If you will trust Him, He will get you through this. He will empower you for THIS moment. The truth you store up in silence comes back to you in the storm as a life raft – equip yourself today for your tomorrow.

4 Trust in the promise maker

The Shunnamite woman’s son was cold and laid out. Dead. But it’s not over until it’s over. It’s not even over when they’re in the ground as Lazarus proves to us. As Jesus proves!

At your crunch point, when the wheels fall off, you have got to trust and have faith. Sounds bossy of me to say you have got to. But seriously. You have got to. Because that’s what will sustain you and get you through.

When God looks at you He is not angry or picking a fight or out to mess things up. He loves you. He is pleased with you. His love is so expansive – so high, so wide, so deep. It’s demonstrated upon the cross when Jesus took all the penalty and punishment that you and I deserved. At the Cross all of the death/shame/condemnation that I deserved went to Jesus and all of the love/favour/righteousness that Jesus has as the Son of God comes to me. Jesus sets us free. He pours grace out upon us. He restores us. He makes us whole. His blood is enough to save us and He is enough to sustain us in every situation.

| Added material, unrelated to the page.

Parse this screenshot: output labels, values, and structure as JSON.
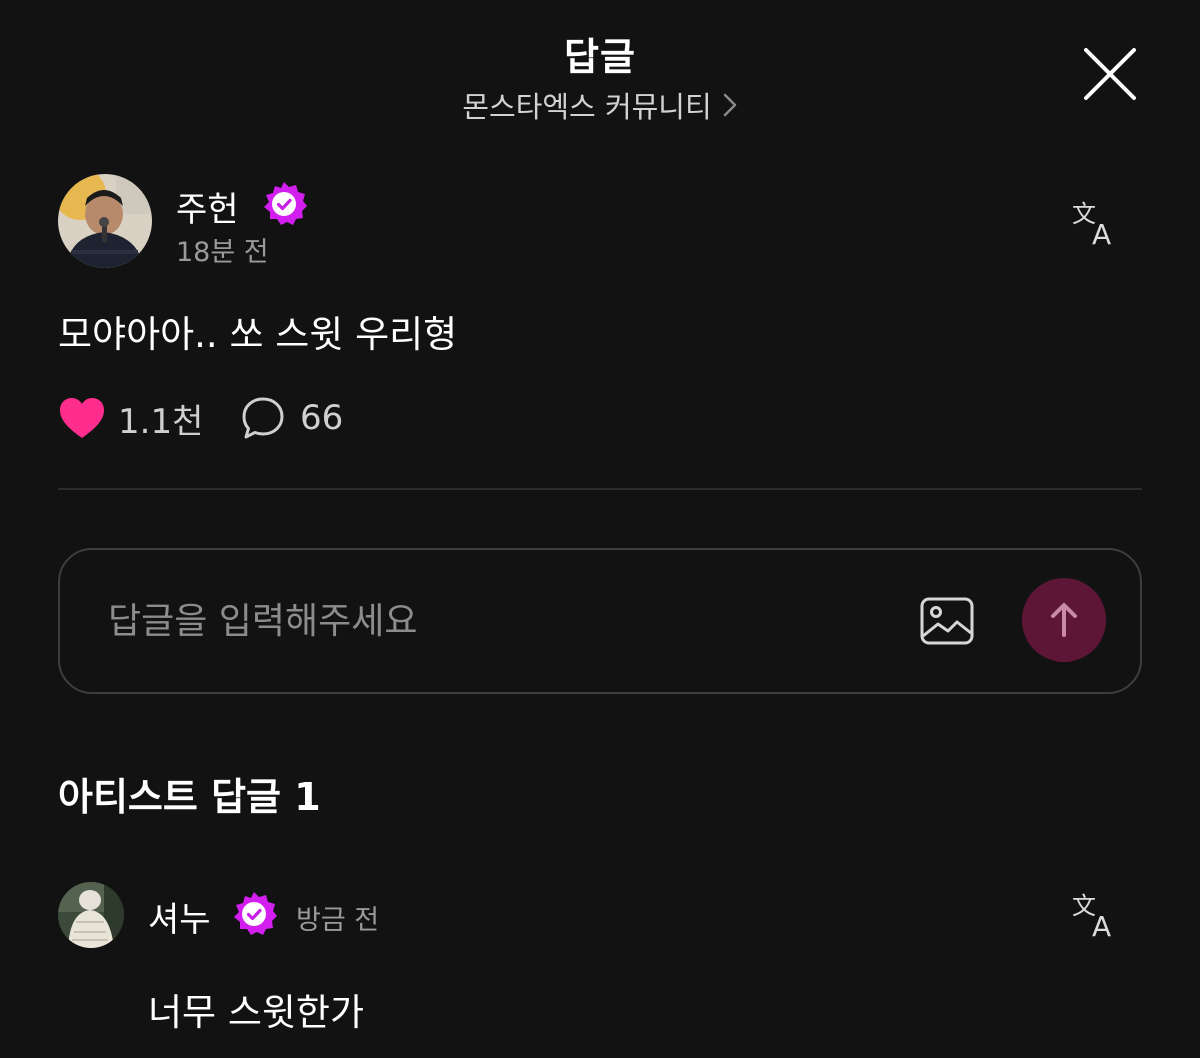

God’s grace saved us. God’s grace keeps us. God’s grace will sustain us and empower us in THAT moment.

Living in middle, in this fallen world, can be difficult yes. But I know the end of the book. Jesus wins. Jesus has won. Jesus is victorious. He is the King of Kings and Lord of Lords. Salvation belongs to our God! He is the alpha and omega, creator of the universe. He died and rose again and defeated sin and death and is seated at the right hand of the Father, ruling and reigning. He is coming again! In every situation Jesus can win. In your marriage He can win. In your employment He can win. In your health He can win. In your darkness He can win.

You see getting thru the hard parts and the dark parts of our life isn’t about gritting our teeth and putting our big girl pants on and just doing it. It’s about having a real and living hope in Jesus, and understanding that He holds onto us and that IN HIM we can have peace and salvation and life and hope.

There are many problems I cannot solve or fix – but I can take them to the one who can. Jesus.

The difference between you and the Shunnamite woman might just be time. We read the end of her story, of how Elisha lay upon her son and prayed, how the son sneezed 7 times and then came alive and how Elisha returned her son to her resurrected.

Your story is unfolding. Your resurrection might be around the corner. You might be like Julio Iglesias – writing poetry from a hospital bed, wondering what tomorrow holds after the unexpected.

You might be like Hugh Jackman, running and singing your heart out, reading your Word and storing up His promises in your heart

Your resurrection might be tomorrow. In five years. In fifteen years. Will you trust God in your today?

This evening I don’t know what you face. But Jesus does. And He invites you to trust Him and to have hope. For when the wheels fall off, Jesus will be there.